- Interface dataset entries
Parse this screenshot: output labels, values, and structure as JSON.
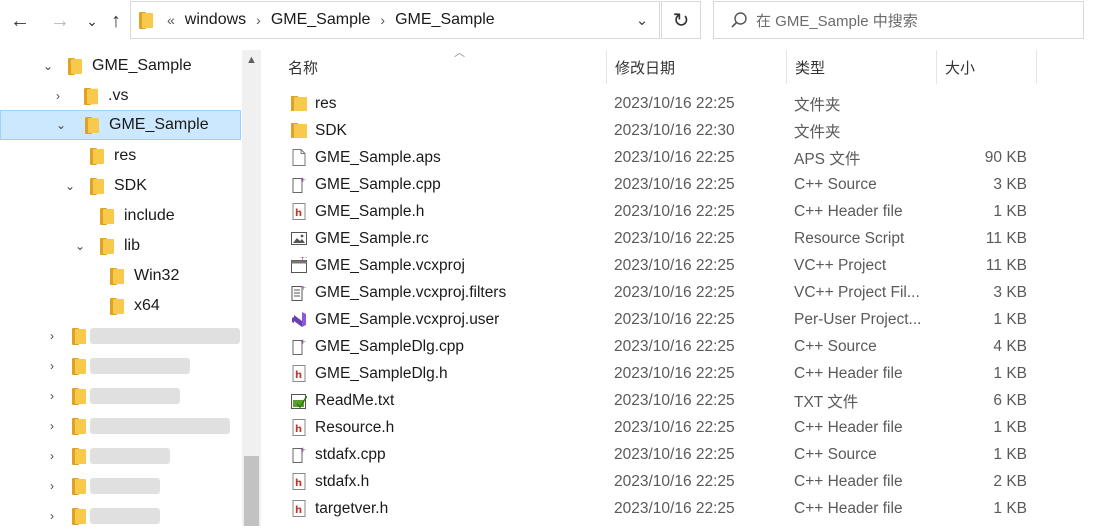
{
  "nav": {
    "back": "←",
    "forward": "→",
    "recent": "⌄",
    "up": "↑"
  },
  "address": {
    "overflow": "«",
    "segments": [
      "windows",
      "GME_Sample",
      "GME_Sample"
    ],
    "separator": "›",
    "dropdown": "⌄",
    "refresh": "↻"
  },
  "search": {
    "placeholder": "在 GME_Sample 中搜索"
  },
  "tree": {
    "items": [
      {
        "label": "GME_Sample",
        "expanded": true
      },
      {
        "label": ".vs",
        "expanded": false
      },
      {
        "label": "GME_Sample",
        "expanded": true,
        "selected": true
      },
      {
        "label": "res"
      },
      {
        "label": "SDK",
        "expanded": true
      },
      {
        "label": "include"
      },
      {
        "label": "lib",
        "expanded": true
      },
      {
        "label": "Win32"
      },
      {
        "label": "x64"
      }
    ]
  },
  "columns": {
    "name": "名称",
    "date": "修改日期",
    "type": "类型",
    "size": "大小"
  },
  "files": [
    {
      "name": "res",
      "date": "2023/10/16 22:25",
      "type": "文件夹",
      "size": "",
      "icon": "folder-icon"
    },
    {
      "name": "SDK",
      "date": "2023/10/16 22:30",
      "type": "文件夹",
      "size": "",
      "icon": "folder-icon"
    },
    {
      "name": "GME_Sample.aps",
      "date": "2023/10/16 22:25",
      "type": "APS 文件",
      "size": "90 KB",
      "icon": "blank-file-icon"
    },
    {
      "name": "GME_Sample.cpp",
      "date": "2023/10/16 22:25",
      "type": "C++ Source",
      "size": "3 KB",
      "icon": "cpp-file-icon"
    },
    {
      "name": "GME_Sample.h",
      "date": "2023/10/16 22:25",
      "type": "C++ Header file",
      "size": "1 KB",
      "icon": "header-file-icon"
    },
    {
      "name": "GME_Sample.rc",
      "date": "2023/10/16 22:25",
      "type": "Resource Script",
      "size": "11 KB",
      "icon": "resource-file-icon"
    },
    {
      "name": "GME_Sample.vcxproj",
      "date": "2023/10/16 22:25",
      "type": "VC++ Project",
      "size": "11 KB",
      "icon": "vcxproj-file-icon"
    },
    {
      "name": "GME_Sample.vcxproj.filters",
      "date": "2023/10/16 22:25",
      "type": "VC++ Project Fil...",
      "size": "3 KB",
      "icon": "filters-file-icon"
    },
    {
      "name": "GME_Sample.vcxproj.user",
      "date": "2023/10/16 22:25",
      "type": "Per-User Project...",
      "size": "1 KB",
      "icon": "visual-studio-icon"
    },
    {
      "name": "GME_SampleDlg.cpp",
      "date": "2023/10/16 22:25",
      "type": "C++ Source",
      "size": "4 KB",
      "icon": "cpp-file-icon"
    },
    {
      "name": "GME_SampleDlg.h",
      "date": "2023/10/16 22:25",
      "type": "C++ Header file",
      "size": "1 KB",
      "icon": "header-file-icon"
    },
    {
      "name": "ReadMe.txt",
      "date": "2023/10/16 22:25",
      "type": "TXT 文件",
      "size": "6 KB",
      "icon": "text-file-icon"
    },
    {
      "name": "Resource.h",
      "date": "2023/10/16 22:25",
      "type": "C++ Header file",
      "size": "1 KB",
      "icon": "header-file-icon"
    },
    {
      "name": "stdafx.cpp",
      "date": "2023/10/16 22:25",
      "type": "C++ Source",
      "size": "1 KB",
      "icon": "cpp-file-icon"
    },
    {
      "name": "stdafx.h",
      "date": "2023/10/16 22:25",
      "type": "C++ Header file",
      "size": "2 KB",
      "icon": "header-file-icon"
    },
    {
      "name": "targetver.h",
      "date": "2023/10/16 22:25",
      "type": "C++ Header file",
      "size": "1 KB",
      "icon": "header-file-icon"
    }
  ]
}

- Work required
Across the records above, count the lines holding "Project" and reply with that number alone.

- Reply to the exercise
3